[Opening Given information section]
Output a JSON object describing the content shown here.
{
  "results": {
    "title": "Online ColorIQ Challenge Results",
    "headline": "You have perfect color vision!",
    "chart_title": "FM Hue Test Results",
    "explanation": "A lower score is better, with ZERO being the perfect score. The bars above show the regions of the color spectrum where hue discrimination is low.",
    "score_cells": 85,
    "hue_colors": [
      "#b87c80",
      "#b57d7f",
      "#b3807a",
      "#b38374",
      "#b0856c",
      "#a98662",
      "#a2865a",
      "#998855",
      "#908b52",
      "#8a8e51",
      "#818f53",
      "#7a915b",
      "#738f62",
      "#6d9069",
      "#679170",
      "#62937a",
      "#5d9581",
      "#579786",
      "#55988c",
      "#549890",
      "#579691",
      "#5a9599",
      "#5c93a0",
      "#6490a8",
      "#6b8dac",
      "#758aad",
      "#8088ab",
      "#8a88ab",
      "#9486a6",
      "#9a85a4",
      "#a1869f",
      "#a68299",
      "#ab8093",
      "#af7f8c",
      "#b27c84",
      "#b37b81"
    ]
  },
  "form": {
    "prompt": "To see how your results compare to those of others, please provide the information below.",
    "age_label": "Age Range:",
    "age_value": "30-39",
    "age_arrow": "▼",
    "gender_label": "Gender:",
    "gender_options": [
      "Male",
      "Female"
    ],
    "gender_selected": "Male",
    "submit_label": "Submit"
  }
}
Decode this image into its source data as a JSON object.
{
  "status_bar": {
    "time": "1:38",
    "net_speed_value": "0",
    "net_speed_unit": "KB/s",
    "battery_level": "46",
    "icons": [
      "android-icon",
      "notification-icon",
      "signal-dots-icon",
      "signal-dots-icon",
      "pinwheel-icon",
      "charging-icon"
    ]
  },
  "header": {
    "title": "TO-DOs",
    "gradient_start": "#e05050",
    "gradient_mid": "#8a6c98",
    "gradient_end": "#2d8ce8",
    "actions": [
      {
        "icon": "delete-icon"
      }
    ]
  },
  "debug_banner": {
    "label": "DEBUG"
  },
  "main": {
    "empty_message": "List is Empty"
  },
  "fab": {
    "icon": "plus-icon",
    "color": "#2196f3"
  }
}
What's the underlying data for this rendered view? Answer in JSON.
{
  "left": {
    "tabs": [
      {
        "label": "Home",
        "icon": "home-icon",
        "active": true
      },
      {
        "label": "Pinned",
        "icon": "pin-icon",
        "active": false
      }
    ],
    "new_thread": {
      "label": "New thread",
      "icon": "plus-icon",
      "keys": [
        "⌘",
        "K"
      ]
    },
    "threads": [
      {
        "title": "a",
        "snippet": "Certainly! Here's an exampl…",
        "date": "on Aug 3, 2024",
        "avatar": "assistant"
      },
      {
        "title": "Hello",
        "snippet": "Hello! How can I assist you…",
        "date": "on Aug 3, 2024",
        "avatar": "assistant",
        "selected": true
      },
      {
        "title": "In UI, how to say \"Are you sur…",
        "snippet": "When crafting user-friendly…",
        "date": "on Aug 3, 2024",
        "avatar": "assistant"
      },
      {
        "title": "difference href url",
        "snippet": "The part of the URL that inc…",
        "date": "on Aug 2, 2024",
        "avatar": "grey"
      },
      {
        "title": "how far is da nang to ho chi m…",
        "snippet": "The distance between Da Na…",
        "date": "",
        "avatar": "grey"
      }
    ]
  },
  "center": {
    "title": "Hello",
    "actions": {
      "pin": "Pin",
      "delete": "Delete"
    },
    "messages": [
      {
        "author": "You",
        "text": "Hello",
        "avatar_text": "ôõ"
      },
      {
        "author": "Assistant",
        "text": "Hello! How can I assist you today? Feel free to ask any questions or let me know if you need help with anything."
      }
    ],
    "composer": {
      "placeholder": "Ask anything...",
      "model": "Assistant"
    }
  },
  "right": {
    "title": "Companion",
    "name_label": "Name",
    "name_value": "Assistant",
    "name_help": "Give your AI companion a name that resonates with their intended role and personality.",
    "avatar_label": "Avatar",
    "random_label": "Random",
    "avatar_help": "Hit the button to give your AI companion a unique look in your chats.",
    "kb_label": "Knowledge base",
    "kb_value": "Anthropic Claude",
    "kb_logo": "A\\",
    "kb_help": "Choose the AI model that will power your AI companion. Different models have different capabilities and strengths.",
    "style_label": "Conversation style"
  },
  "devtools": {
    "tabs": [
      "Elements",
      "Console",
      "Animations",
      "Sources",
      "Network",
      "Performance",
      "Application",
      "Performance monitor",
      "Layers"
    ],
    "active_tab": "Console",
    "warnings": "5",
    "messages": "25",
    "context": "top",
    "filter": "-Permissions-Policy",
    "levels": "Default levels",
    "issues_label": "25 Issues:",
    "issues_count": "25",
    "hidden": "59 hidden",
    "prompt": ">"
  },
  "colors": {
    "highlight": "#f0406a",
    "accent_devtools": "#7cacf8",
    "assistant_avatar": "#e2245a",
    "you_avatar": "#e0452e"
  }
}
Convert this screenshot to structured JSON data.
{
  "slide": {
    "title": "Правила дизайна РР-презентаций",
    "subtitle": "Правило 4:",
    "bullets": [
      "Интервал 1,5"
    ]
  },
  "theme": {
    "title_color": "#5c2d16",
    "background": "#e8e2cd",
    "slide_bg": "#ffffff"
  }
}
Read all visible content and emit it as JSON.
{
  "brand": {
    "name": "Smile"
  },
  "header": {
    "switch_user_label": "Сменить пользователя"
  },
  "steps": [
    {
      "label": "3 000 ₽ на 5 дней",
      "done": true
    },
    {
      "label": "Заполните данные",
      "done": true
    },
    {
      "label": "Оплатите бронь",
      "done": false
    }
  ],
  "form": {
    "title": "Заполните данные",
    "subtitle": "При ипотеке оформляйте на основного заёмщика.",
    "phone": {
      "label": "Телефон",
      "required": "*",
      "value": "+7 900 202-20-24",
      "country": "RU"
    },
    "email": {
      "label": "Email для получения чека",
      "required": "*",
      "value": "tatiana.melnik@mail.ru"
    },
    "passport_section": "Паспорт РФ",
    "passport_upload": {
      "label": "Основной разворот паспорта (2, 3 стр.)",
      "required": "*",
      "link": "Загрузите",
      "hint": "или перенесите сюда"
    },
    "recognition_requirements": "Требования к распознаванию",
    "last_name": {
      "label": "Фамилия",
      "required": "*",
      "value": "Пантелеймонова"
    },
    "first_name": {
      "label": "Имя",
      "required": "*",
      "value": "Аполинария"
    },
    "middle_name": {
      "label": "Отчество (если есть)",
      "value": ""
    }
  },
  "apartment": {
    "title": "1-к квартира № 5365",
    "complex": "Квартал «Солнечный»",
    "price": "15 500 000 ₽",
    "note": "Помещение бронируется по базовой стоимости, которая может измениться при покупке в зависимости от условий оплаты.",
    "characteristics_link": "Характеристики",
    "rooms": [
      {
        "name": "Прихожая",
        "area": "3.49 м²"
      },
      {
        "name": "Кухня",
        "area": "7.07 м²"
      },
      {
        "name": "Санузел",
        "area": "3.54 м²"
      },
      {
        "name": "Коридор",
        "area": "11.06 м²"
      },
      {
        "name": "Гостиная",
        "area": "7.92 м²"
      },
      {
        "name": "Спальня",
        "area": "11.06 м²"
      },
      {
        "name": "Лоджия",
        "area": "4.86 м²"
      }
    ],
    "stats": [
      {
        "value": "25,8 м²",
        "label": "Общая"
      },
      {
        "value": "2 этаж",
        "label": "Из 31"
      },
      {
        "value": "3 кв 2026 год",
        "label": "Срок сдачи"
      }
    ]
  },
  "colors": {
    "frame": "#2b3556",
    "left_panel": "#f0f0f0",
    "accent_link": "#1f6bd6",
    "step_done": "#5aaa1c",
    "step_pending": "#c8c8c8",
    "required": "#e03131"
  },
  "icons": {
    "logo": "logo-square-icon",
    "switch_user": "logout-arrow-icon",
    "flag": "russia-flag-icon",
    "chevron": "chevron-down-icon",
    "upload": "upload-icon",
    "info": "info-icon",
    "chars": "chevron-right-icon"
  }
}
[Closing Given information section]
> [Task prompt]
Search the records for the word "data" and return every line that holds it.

> [Task output]
Decode this image into its source data as a JSON object.
What's the underlying data for this rendered view? Answer in JSON.
Convert this screenshot to structured JSON data.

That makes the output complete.